Pomona forced a cheery smile at her eldest cousin. "Well, Cousin Amairghin, I certainly don't want your portable antiquities, and I'm not qualified to say how you should farm your land -"
"- sacred landscape," Amairghin interrupted.
"- how to look after your sacred landscape, but just think - if Uncle Dagda were to - go off on a long lecture tour - a very long, international lecture tour - about Honouring The Ancestral Dead, don't you see - the Sarsen Grove round the farm would be yours to - er - scranlett - as much as you liked. In Uncle Dagda's absence, there needn't be another Hereditary Chief Archdruid of Wiltshire."
Amairghin's eyes blazed and his saturnine face split open in a wide, toothy grin. He lurched forward, and seized Pomona's hand. "By the Goddess, Cousin Pomona, I misjudged yer! Would you - could you - talk to the old man about it? He'd never listen to me, but you -" and his voice tailed off as he sat back, drew a long lungful of weed and slowly exhaled, his ruddy countenance beaming like a child's as he
reflected on the possibilities of Pomona's suggestion.
"I'll go and talk to him this minute if you like, said Pomona. "Where would he be this morning?"
"Away with the Quivering Aspen Grove over at Herne Abbot's, picketing they television fashionistas who be feminizing the Long Giant for a wimmin's underwear documentary."

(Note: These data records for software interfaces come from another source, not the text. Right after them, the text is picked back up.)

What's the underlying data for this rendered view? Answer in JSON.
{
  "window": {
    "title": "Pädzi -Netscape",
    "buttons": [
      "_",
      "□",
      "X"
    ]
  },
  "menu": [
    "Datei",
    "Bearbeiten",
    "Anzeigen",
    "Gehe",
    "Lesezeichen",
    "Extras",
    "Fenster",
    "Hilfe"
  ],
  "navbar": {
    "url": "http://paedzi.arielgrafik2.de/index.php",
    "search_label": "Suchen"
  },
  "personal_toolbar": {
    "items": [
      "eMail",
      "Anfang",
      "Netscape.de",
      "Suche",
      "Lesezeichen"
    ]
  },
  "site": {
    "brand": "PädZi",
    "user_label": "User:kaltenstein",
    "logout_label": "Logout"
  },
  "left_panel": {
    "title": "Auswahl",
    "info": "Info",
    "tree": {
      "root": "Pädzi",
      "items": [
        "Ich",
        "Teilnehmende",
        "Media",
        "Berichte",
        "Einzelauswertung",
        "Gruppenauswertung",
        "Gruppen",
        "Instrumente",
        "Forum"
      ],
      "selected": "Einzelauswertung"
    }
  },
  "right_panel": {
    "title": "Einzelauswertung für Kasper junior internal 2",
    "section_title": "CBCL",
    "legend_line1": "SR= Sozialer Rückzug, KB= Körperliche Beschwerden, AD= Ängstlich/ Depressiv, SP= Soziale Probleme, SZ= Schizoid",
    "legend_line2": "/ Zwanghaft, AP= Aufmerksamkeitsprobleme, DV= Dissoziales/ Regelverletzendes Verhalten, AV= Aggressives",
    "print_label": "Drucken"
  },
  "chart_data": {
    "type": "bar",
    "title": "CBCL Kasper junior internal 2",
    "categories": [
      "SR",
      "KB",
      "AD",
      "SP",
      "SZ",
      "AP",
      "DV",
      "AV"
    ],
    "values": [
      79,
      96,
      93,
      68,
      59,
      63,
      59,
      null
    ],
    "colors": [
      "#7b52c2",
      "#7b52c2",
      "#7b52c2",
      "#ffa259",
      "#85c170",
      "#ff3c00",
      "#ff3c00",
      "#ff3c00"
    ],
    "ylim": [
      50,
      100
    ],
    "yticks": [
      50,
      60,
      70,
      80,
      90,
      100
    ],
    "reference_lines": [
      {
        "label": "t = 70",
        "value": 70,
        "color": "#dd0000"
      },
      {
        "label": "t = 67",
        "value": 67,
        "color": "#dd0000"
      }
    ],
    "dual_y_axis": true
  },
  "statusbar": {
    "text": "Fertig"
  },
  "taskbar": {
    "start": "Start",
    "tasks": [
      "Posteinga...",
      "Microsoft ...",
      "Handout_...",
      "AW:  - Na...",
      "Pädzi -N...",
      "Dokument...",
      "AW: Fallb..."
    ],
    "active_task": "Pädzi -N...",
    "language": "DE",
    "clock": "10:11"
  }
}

"I'll take the Range Rover, then," said Pomona over her shoulder as she made for the door. "And by the way, Amairghin - a struggling British farmer on an SMR-listed site can make a lot of money out of portable antiquities. More than the Ministry of Defence pays you for scranletting up unexploded bombs. And much more than DEFRA pay you for not immunising your cows against bovine TB. You might even be able to afford to grow some food. "
(TO BE CONTINUED)
Readers wishing to know about the adventures of Flora Poste among the Starkadders of Sussex might want to read the very great Cold Comfort Farm by Stella Gibbons, of which I and the author of the above are both devoted fans.